**Records supplied:**
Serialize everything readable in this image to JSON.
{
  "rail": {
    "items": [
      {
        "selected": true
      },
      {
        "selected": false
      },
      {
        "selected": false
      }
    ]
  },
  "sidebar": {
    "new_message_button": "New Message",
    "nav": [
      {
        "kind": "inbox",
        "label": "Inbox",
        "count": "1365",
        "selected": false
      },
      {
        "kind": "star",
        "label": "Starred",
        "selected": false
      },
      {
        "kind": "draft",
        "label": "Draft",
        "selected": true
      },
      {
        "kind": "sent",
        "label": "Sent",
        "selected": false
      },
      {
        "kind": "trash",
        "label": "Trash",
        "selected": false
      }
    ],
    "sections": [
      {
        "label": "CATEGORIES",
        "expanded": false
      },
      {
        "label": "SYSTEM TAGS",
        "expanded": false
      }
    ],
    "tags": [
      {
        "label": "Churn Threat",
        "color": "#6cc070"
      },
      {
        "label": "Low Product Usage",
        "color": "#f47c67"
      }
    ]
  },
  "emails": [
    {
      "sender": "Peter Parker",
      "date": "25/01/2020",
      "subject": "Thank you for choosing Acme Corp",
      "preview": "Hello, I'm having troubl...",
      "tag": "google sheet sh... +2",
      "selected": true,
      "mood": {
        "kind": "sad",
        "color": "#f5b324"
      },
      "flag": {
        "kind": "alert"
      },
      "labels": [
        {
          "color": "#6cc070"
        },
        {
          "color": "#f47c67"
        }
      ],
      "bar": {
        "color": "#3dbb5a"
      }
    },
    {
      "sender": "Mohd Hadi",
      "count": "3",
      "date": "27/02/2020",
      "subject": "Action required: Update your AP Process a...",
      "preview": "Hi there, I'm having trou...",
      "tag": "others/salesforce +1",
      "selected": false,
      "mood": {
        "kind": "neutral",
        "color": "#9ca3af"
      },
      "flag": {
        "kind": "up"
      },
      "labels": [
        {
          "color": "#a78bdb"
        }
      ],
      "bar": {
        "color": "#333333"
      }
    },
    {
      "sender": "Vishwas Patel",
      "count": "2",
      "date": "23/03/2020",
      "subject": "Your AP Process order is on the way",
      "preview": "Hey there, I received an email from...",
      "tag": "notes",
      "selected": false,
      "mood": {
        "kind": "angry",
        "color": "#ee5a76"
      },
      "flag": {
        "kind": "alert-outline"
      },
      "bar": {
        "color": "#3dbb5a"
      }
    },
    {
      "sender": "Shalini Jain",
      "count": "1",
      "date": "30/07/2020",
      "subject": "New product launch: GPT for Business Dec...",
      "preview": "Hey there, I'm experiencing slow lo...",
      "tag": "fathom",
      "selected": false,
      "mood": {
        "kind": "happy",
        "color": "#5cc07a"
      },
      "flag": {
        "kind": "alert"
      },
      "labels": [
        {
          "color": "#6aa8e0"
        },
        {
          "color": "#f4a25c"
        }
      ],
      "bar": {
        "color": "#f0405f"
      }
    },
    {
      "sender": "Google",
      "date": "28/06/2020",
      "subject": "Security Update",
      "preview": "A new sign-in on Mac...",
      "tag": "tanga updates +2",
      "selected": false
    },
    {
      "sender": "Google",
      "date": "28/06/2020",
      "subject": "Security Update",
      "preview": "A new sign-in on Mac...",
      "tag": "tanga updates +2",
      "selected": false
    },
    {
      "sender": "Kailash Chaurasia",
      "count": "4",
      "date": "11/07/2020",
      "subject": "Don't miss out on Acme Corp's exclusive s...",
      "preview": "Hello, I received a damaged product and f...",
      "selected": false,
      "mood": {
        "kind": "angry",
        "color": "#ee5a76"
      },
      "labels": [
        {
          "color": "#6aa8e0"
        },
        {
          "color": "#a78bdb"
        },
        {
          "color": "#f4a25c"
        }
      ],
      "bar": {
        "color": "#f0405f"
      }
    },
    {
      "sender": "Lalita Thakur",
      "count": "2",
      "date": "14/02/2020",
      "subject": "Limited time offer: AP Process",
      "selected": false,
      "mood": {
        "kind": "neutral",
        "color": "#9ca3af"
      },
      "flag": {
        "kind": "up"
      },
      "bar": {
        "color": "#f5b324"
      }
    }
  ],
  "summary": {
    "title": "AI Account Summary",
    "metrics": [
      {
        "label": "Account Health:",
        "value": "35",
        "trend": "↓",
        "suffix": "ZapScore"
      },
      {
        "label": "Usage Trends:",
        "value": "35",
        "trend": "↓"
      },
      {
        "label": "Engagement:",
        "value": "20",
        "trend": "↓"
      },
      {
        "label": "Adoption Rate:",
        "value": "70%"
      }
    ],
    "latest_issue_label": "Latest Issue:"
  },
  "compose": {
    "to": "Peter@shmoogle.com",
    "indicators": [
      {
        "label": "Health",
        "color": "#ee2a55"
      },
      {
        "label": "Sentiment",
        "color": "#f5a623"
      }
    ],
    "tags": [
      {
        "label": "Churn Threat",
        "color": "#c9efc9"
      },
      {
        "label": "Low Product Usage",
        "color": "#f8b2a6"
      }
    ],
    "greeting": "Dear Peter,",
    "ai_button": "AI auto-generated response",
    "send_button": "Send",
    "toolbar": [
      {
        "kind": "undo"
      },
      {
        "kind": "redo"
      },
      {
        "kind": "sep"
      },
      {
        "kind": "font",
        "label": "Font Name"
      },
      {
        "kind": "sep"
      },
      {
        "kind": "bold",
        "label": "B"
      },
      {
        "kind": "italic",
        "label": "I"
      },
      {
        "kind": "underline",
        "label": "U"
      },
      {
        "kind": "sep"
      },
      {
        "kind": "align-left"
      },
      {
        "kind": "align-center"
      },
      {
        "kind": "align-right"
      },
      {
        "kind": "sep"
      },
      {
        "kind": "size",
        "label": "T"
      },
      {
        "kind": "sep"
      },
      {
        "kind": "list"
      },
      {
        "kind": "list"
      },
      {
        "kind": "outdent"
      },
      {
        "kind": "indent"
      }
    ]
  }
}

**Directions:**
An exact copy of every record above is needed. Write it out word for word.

**Answer to this exercise:**
Serialize everything readable in this image to JSON.
{
  "rail": {
    "items": [
      {
        "selected": true
      },
      {
        "selected": false
      },
      {
        "selected": false
      }
    ]
  },
  "sidebar": {
    "new_message_button": "New Message",
    "nav": [
      {
        "kind": "inbox",
        "label": "Inbox",
        "count": "1365",
        "selected": false
      },
      {
        "kind": "star",
        "label": "Starred",
        "selected": false
      },
      {
        "kind": "draft",
        "label": "Draft",
        "selected": true
      },
      {
        "kind": "sent",
        "label": "Sent",
        "selected": false
      },
      {
        "kind": "trash",
        "label": "Trash",
        "selected": false
      }
    ],
    "sections": [
      {
        "label": "CATEGORIES",
        "expanded": false
      },
      {
        "label": "SYSTEM TAGS",
        "expanded": false
      }
    ],
    "tags": [
      {
        "label": "Churn Threat",
        "color": "#6cc070"
      },
      {
        "label": "Low Product Usage",
        "color": "#f47c67"
      }
    ]
  },
  "emails": [
    {
      "sender": "Peter Parker",
      "date": "25/01/2020",
      "subject": "Thank you for choosing Acme Corp",
      "preview": "Hello, I'm having troubl...",
      "tag": "google sheet sh... +2",
      "selected": true,
      "mood": {
        "kind": "sad",
        "color": "#f5b324"
      },
      "flag": {
        "kind": "alert"
      },
      "labels": [
        {
          "color": "#6cc070"
        },
        {
          "color": "#f47c67"
        }
      ],
      "bar": {
        "color": "#3dbb5a"
      }
    },
    {
      "sender": "Mohd Hadi",
      "count": "3",
      "date": "27/02/2020",
      "subject": "Action required: Update your AP Process a...",
      "preview": "Hi there, I'm having trou...",
      "tag": "others/salesforce +1",
      "selected": false,
      "mood": {
        "kind": "neutral",
        "color": "#9ca3af"
      },
      "flag": {
        "kind": "up"
      },
      "labels": [
        {
          "color": "#a78bdb"
        }
      ],
      "bar": {
        "color": "#333333"
      }
    },
    {
      "sender": "Vishwas Patel",
      "count": "2",
      "date": "23/03/2020",
      "subject": "Your AP Process order is on the way",
      "preview": "Hey there, I received an email from...",
      "tag": "notes",
      "selected": false,
      "mood": {
        "kind": "angry",
        "color": "#ee5a76"
      },
      "flag": {
        "kind": "alert-outline"
      },
      "bar": {
        "color": "#3dbb5a"
      }
    },
    {
      "sender": "Shalini Jain",
      "count": "1",
      "date": "30/07/2020",
      "subject": "New product launch: GPT for Business Dec...",
      "preview": "Hey there, I'm experiencing slow lo...",
      "tag": "fathom",
      "selected": false,
      "mood": {
        "kind": "happy",
        "color": "#5cc07a"
      },
      "flag": {
        "kind": "alert"
      },
      "labels": [
        {
          "color": "#6aa8e0"
        },
        {
          "color": "#f4a25c"
        }
      ],
      "bar": {
        "color": "#f0405f"
      }
    },
    {
      "sender": "Google",
      "date": "28/06/2020",
      "subject": "Security Update",
      "preview": "A new sign-in on Mac...",
      "tag": "tanga updates +2",
      "selected": false
    },
    {
      "sender": "Google",
      "date": "28/06/2020",
      "subject": "Security Update",
      "preview": "A new sign-in on Mac...",
      "tag": "tanga updates +2",
      "selected": false
    },
    {
      "sender": "Kailash Chaurasia",
      "count": "4",
      "date": "11/07/2020",
      "subject": "Don't miss out on Acme Corp's exclusive s...",
      "preview": "Hello, I received a damaged product and f...",
      "selected": false,
      "mood": {
        "kind": "angry",
        "color": "#ee5a76"
      },
      "labels": [
        {
          "color": "#6aa8e0"
        },
        {
          "color": "#a78bdb"
        },
        {
          "color": "#f4a25c"
        }
      ],
      "bar": {
        "color": "#f0405f"
      }
    },
    {
      "sender": "Lalita Thakur",
      "count": "2",
      "date": "14/02/2020",
      "subject": "Limited time offer: AP Process",
      "selected": false,
      "mood": {
        "kind": "neutral",
        "color": "#9ca3af"
      },
      "flag": {
        "kind": "up"
      },
      "bar": {
        "color": "#f5b324"
      }
    }
  ],
  "summary": {
    "title": "AI Account Summary",
    "metrics": [
      {
        "label": "Account Health:",
        "value": "35",
        "trend": "↓",
        "suffix": "ZapScore"
      },
      {
        "label": "Usage Trends:",
        "value": "35",
        "trend": "↓"
      },
      {
        "label": "Engagement:",
        "value": "20",
        "trend": "↓"
      },
      {
        "label": "Adoption Rate:",
        "value": "70%"
      }
    ],
    "latest_issue_label": "Latest Issue:"
  },
  "compose": {
    "to": "Peter@shmoogle.com",
    "indicators": [
      {
        "label": "Health",
        "color": "#ee2a55"
      },
      {
        "label": "Sentiment",
        "color": "#f5a623"
      }
    ],
    "tags": [
      {
        "label": "Churn Threat",
        "color": "#c9efc9"
      },
      {
        "label": "Low Product Usage",
        "color": "#f8b2a6"
      }
    ],
    "greeting": "Dear Peter,",
    "ai_button": "AI auto-generated response",
    "send_button": "Send",
    "toolbar": [
      {
        "kind": "undo"
      },
      {
        "kind": "redo"
      },
      {
        "kind": "sep"
      },
      {
        "kind": "font",
        "label": "Font Name"
      },
      {
        "kind": "sep"
      },
      {
        "kind": "bold",
        "label": "B"
      },
      {
        "kind": "italic",
        "label": "I"
      },
      {
        "kind": "underline",
        "label": "U"
      },
      {
        "kind": "sep"
      },
      {
        "kind": "align-left"
      },
      {
        "kind": "align-center"
      },
      {
        "kind": "align-right"
      },
      {
        "kind": "sep"
      },
      {
        "kind": "size",
        "label": "T"
      },
      {
        "kind": "sep"
      },
      {
        "kind": "list"
      },
      {
        "kind": "list"
      },
      {
        "kind": "outdent"
      },
      {
        "kind": "indent"
      }
    ]
  }
}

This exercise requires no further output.